- Read to your child:- you can draw attention to words on bill boards, at traffic signals and stress on their pronunciation, notices, labels, etc. Find books which your child can read and you will also enjoy reading them so that the activity doesn’t look like a classroom.
- Becoming your child’s reading role model:- Make books, magazines and other reading materials available to your child and explain to him / her about the importance of reading.
- Drawing attention of your child to the sounds within words:- sing rhymes, point out similarities in words and their sounds, point out the sounds of each letters, lay your emphasis on alliteration and rhymes.
- Helping with spellings:– pointing out new words and playing spelling games and finally encouraging your child to write.
- Help with time management and planning:- put simple clocks, charts in front of your child so that they can visualize time set for a particular activity and create their own strategy to complete the same.
- Strengthening your child’s areas of strengths:- A child whose strength is hearing, his /her parent can give audio books or DVDs or educational mobile apps for them to learn and strengthen their skills.
- Respecting and challenging your child’s own intelligence:– Dyslexic kids have average to above average intelligence. Explain honestly to them about their disability in a way appropriate for their age and understanding and shower unconditional support and love. This will also involve accepting their limitations and explaining to them that doesn’t necessarily concludes to being a loser or a failure.
- Avoid becoming a homework monster:- don’t become a perfection freak when it comes to your child and squabble over their home works. Accept your own mistakes with a sense of humor and teach your child the importance of perseverance.

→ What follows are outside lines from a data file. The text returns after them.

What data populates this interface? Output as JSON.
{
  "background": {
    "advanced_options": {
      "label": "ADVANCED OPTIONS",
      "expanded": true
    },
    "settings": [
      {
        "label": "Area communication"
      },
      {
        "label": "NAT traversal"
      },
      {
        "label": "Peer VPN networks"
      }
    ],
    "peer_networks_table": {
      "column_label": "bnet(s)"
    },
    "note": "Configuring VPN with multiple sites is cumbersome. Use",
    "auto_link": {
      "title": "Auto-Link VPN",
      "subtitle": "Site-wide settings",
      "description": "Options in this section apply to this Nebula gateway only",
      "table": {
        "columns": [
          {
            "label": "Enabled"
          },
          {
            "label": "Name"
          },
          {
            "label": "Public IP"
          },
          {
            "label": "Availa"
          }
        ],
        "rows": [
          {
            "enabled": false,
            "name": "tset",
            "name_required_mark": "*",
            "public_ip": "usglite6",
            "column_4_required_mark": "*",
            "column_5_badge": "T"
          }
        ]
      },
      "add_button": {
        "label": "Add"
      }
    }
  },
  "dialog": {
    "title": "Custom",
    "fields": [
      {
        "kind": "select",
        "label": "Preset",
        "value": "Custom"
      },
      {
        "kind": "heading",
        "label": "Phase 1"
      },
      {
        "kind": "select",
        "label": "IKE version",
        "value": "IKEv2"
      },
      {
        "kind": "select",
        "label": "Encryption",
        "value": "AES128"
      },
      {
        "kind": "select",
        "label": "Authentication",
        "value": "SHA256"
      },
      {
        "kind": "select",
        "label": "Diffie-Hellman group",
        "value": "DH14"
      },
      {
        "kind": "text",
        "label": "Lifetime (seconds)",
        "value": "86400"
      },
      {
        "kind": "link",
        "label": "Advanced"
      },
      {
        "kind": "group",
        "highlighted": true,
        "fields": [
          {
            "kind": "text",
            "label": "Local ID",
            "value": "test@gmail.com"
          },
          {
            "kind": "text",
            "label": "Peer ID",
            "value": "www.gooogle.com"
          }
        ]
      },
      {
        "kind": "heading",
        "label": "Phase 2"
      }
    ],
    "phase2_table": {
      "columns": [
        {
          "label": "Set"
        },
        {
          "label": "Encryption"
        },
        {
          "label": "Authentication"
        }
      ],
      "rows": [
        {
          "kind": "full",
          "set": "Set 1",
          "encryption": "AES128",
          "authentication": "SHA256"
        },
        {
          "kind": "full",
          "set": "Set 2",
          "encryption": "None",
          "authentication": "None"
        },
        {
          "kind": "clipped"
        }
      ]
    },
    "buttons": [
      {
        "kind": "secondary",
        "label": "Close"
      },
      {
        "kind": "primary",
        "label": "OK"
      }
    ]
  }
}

If you find that, you are not being able to fulfill all the above steps on your own and feeling lost or incomplete in some way, you should immediately contact your local rehabilitation center for dyslexic children. These special education schools can reduce much of your worries as these places have the infrastructure and qualified personnel to properly guide their growth.